‘I can’t miss it, darling,’ a voice echoes. ‘I’m sorry—’

And she is gone, and the room is dark and lovely and smothering.

The door is only partly closed.

Talking, laughter, intermittent exclamations of delight as if some charming magic trick has just been performed in front of their eyes, sounds being swept into the room and pulled out again, the sound rising and falling with the rhythm of waves. I am granted sound only; the sight of the ocean is impossible, far beyond my reach.

I cannot swallow my own saliva now. Every turn is an effort, but I hear them. I can feel their voices like hands, moving beneath me, on me, in me.

I cannot breathe without effort, an effort that is far beyond desire, that is far beyond sleep.

My lungs are forgetting how to pull in air. My body is forgetting how to rise to the surface.

I cannot call out, nor do I want to call out.

I feel sleep washing over me, joining the repertoire of sounds, inside me, outside me.

The lightest of waves, pulled by the moon and the atmosphere, are washing over me, through me, at me.

And through the merging sound, I hear a raucous countdown begin. I can sense the fever, the excitement, so much anticipation, accelerating. And in the noise of my body, my mind, I cannot keep from counting with them.

I realize, as if it is another memory, that I must not miss it. I must leave this bed. I must leave this drowsy exhaustion that settles inside me like a cloud of sand that drifts downward in the calm of an ocean after a storm.

I must not miss it.

I melt into the web of noise, and yet I get up and go. I go to them. Through the darkened room, through the cracked doorway, through the lightening hallway, through the counting, I go.

I have no desires and yet I am where my desires take me, inside the room where the captured joy is. And into Sophia’s laughter and hope and arms, I slip. I am there and here, and filled in their noise.

And together we dance, and we laugh, and we kiss. With her, with them, inside them, I dance, and I laugh, and I kiss.

They do not kiss me back. For it is so quiet. So strangely, deeply quiet.

I feel something slipping from my hands, something rolled gently away from my fingers, I feel skin on skin, her skin on mine, mine on hers, mine in hers.

And together we dance, we laugh, we kiss.

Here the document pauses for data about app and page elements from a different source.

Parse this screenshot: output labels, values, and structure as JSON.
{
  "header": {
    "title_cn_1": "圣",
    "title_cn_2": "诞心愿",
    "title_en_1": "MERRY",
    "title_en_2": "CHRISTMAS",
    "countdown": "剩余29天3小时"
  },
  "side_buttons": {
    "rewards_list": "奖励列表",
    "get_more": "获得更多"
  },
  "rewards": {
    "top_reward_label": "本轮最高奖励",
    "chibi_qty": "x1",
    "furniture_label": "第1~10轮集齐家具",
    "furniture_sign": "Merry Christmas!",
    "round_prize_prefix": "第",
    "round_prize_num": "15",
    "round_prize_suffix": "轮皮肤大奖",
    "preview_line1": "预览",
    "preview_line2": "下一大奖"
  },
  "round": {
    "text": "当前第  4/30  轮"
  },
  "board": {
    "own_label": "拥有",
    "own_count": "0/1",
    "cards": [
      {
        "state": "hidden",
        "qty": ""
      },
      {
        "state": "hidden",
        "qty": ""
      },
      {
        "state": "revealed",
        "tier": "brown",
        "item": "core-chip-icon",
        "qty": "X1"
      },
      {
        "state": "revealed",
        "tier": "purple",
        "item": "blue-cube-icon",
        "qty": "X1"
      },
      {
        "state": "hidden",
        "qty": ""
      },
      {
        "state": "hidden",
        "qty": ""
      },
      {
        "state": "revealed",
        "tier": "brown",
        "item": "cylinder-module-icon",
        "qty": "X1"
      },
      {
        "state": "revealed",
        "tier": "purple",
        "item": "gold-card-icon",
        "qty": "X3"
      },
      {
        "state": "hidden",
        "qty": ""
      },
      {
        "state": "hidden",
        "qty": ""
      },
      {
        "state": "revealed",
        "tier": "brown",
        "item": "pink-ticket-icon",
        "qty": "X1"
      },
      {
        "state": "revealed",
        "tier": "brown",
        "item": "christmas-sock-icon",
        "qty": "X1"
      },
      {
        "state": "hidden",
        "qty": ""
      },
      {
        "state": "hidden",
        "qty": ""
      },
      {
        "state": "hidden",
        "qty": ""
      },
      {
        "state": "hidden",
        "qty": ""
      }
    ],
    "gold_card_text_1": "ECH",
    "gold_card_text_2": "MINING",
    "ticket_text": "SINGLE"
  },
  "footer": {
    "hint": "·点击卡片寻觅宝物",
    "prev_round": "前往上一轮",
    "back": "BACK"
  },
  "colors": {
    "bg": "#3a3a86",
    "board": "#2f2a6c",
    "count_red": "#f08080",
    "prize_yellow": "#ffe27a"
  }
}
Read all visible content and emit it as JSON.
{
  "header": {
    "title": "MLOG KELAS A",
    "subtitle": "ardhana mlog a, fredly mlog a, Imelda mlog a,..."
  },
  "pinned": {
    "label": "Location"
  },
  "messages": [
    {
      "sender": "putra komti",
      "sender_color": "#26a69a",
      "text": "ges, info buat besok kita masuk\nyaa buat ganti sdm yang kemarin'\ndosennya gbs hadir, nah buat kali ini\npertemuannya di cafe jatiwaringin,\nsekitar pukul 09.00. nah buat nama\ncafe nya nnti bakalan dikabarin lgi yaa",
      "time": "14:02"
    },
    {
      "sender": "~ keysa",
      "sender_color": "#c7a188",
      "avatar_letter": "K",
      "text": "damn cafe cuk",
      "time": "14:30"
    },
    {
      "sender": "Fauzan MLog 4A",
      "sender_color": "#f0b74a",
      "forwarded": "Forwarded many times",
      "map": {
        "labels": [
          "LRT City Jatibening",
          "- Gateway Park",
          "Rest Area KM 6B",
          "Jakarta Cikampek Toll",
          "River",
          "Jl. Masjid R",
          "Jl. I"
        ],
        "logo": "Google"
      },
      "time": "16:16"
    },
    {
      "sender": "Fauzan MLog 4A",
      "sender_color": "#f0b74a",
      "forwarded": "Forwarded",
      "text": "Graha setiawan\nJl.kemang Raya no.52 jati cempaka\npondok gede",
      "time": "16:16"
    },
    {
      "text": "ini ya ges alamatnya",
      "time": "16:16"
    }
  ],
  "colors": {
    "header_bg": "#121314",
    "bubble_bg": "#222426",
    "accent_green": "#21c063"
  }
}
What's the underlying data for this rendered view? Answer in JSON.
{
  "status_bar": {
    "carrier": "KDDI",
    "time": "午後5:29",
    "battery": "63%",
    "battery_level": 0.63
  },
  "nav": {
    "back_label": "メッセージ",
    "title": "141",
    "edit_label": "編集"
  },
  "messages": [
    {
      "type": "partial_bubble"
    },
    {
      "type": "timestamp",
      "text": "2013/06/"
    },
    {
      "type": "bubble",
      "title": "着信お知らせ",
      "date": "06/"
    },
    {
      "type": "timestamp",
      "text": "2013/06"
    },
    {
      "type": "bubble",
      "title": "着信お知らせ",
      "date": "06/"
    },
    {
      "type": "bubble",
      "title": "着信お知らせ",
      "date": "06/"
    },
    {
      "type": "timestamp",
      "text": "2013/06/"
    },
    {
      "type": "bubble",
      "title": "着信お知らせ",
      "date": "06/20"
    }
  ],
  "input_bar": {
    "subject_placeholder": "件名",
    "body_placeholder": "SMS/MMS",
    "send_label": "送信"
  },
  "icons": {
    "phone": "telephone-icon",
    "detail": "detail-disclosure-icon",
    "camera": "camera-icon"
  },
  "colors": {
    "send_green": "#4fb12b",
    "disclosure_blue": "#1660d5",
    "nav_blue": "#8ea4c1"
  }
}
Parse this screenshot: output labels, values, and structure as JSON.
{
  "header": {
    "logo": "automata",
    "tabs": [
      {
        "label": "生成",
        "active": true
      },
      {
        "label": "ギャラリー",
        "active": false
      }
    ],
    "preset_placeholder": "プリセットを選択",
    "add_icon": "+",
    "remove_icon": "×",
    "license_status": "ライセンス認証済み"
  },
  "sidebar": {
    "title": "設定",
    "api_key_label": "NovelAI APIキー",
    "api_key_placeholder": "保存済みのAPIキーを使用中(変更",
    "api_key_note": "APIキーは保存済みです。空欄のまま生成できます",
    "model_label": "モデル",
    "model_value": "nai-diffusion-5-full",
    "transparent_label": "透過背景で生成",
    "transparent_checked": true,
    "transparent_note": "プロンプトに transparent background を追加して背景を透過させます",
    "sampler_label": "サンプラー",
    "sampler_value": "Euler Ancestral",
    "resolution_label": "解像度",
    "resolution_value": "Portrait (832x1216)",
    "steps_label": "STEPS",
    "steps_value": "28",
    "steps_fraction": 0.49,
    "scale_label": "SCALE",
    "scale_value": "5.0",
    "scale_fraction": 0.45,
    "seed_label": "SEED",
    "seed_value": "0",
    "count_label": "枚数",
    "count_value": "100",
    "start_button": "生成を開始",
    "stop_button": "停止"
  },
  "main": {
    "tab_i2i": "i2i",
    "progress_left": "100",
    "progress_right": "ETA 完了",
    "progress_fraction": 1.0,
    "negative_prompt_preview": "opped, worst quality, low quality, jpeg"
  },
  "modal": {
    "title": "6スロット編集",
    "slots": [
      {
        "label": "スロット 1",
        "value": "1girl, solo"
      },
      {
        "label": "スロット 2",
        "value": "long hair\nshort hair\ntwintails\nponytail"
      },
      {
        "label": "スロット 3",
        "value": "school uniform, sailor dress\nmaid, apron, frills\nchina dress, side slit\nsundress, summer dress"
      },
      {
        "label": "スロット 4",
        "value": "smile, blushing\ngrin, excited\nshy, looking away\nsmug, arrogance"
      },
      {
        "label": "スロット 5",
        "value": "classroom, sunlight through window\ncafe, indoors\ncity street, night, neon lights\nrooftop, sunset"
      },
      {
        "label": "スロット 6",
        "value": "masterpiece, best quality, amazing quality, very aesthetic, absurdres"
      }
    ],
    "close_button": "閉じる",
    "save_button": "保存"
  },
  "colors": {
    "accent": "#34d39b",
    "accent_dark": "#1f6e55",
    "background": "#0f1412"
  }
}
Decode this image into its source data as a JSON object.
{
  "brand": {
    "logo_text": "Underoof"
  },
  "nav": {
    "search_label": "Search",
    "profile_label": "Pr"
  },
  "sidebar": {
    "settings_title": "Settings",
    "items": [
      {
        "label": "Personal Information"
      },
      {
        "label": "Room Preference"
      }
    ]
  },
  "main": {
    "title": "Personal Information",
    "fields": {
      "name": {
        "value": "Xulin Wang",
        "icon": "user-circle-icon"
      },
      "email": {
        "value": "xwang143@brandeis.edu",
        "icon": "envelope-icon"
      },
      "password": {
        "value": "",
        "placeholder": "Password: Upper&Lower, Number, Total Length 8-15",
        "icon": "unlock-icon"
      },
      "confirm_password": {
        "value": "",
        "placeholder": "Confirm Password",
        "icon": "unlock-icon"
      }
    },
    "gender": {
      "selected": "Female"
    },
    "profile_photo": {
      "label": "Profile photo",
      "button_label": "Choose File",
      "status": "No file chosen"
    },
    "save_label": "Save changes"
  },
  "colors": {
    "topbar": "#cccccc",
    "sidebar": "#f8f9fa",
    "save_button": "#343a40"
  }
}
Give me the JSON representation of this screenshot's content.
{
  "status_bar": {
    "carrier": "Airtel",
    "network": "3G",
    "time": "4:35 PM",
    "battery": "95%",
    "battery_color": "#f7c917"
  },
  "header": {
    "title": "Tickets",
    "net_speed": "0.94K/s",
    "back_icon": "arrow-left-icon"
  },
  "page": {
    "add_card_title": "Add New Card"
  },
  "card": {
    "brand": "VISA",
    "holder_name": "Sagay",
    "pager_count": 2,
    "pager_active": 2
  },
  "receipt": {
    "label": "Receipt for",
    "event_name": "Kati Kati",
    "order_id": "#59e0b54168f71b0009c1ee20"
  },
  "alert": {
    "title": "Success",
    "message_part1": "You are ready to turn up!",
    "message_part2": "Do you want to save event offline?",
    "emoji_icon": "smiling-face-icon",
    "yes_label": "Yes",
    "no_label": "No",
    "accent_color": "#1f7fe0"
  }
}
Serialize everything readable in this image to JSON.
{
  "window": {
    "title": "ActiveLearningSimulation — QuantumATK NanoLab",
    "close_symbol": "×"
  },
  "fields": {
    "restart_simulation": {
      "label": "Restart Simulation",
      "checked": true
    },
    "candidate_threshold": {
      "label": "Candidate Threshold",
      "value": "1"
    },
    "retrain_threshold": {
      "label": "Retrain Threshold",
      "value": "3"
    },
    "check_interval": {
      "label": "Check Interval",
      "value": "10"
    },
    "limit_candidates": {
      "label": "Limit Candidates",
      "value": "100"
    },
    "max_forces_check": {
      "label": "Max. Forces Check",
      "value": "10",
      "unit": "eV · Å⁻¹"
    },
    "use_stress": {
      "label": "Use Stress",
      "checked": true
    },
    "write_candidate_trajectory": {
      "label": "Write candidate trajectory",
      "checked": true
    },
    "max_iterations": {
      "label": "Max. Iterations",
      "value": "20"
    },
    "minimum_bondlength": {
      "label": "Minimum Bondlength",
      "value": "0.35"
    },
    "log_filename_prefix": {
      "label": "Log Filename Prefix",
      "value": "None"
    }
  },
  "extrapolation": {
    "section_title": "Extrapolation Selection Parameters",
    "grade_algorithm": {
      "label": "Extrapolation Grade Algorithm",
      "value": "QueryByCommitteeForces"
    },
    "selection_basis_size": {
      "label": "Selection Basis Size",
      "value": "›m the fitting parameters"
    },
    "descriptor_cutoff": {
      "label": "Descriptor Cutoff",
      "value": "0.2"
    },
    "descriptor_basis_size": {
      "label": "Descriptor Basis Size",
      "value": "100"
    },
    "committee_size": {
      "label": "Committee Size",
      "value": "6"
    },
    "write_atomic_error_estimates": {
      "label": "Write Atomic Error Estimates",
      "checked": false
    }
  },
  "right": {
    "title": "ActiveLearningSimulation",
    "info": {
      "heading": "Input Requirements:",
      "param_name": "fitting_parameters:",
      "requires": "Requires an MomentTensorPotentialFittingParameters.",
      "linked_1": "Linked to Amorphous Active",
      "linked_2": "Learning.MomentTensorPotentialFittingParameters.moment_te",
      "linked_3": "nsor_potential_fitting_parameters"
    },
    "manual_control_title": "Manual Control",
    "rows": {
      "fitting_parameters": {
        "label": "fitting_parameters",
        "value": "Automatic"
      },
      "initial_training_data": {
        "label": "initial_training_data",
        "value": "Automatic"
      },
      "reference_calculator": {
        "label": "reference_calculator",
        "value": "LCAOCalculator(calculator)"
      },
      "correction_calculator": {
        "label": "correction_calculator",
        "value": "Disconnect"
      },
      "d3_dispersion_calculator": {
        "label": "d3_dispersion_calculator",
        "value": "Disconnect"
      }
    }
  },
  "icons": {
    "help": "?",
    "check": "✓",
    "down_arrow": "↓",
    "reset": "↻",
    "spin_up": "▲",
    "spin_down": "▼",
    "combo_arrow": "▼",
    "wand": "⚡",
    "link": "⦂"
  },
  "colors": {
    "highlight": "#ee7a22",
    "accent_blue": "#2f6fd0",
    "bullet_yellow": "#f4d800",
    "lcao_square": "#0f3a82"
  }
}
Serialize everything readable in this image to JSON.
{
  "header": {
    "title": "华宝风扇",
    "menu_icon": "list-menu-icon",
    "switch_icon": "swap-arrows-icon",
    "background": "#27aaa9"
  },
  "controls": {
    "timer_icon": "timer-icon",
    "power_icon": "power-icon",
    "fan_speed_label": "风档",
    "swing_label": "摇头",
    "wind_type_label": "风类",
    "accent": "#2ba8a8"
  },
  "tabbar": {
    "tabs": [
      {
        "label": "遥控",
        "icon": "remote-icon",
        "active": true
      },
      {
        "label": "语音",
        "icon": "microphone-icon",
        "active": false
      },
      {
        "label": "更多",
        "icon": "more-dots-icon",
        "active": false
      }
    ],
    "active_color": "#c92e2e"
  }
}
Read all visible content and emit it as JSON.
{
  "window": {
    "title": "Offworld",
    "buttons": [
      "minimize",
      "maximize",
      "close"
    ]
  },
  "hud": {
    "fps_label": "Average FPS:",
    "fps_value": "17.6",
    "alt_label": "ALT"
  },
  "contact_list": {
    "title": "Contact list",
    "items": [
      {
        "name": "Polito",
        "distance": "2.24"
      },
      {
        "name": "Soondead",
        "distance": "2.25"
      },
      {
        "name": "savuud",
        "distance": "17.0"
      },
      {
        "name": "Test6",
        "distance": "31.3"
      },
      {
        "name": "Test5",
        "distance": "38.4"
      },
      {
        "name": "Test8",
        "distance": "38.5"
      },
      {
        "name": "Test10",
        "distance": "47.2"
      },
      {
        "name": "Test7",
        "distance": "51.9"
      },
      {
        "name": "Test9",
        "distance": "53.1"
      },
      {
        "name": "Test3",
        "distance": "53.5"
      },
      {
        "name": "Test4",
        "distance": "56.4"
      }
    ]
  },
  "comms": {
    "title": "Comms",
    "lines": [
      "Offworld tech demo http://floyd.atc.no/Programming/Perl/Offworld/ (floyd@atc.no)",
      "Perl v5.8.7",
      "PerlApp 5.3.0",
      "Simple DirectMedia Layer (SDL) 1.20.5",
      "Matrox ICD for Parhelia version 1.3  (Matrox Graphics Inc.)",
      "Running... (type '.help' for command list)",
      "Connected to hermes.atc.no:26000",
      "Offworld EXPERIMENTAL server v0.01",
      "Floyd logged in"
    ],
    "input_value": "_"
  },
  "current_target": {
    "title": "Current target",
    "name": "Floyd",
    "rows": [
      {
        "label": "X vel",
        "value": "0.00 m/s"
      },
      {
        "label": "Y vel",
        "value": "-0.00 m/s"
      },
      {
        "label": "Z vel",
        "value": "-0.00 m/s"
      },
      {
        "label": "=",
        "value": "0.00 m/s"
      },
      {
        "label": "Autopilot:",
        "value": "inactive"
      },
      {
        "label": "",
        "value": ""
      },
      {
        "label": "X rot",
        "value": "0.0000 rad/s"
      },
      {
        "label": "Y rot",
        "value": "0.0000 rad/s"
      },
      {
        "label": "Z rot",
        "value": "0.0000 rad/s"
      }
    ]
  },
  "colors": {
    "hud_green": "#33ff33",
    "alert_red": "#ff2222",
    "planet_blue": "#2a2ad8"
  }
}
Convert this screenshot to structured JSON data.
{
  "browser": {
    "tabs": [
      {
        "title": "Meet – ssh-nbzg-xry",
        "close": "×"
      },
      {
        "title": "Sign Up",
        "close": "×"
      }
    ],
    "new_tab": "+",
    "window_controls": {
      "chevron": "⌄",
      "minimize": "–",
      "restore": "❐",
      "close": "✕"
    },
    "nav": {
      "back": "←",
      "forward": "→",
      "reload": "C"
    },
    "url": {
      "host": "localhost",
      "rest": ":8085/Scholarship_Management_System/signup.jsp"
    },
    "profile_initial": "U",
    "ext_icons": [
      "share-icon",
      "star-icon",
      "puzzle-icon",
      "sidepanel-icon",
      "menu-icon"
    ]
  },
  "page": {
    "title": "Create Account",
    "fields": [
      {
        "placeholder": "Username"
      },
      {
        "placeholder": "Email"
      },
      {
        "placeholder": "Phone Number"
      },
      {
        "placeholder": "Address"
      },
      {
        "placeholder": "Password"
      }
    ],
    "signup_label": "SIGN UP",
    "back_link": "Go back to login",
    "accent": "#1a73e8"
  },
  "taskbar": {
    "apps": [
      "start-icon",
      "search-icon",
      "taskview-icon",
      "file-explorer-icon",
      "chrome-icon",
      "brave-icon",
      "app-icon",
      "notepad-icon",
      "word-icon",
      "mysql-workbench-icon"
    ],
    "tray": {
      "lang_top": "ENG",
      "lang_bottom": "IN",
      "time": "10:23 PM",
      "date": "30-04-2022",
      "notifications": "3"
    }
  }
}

Andrea Witzke Slot writes poetry and fiction and work that crosses genre boundaries. She is author of the  poetry collection To find a new beauty (Gold Wake Press, 2012), and the forthcoming Ministry of Flowers (Valley Press, UK, 2020). She has won prizes with Fiction International and Able Muse, with her winning pieces described by Eugenia Kim as having “a rare and satisfying command of storytelling” and by Harold Jaffe as “meld[ing] compression, humor, keen intelligence, and social awareness in a savory 300 words.” Recent poetry, fiction, and hybrid work can be found in such UK and US journals as Ambit, Acumen, American Literary Review, Amaryllis, Compass Magazine, Mid-American Review, Southeast ReviewUnder the Radar, and Queen Mob’s Tea House, among others. An American expat and permanent resident of the UK, Andrea lives in London where she is a contributing artist with Fiona Lesley’s Poetry Exchange, a British Podcast Silver Award Winner for Most Original Podcast. Her website is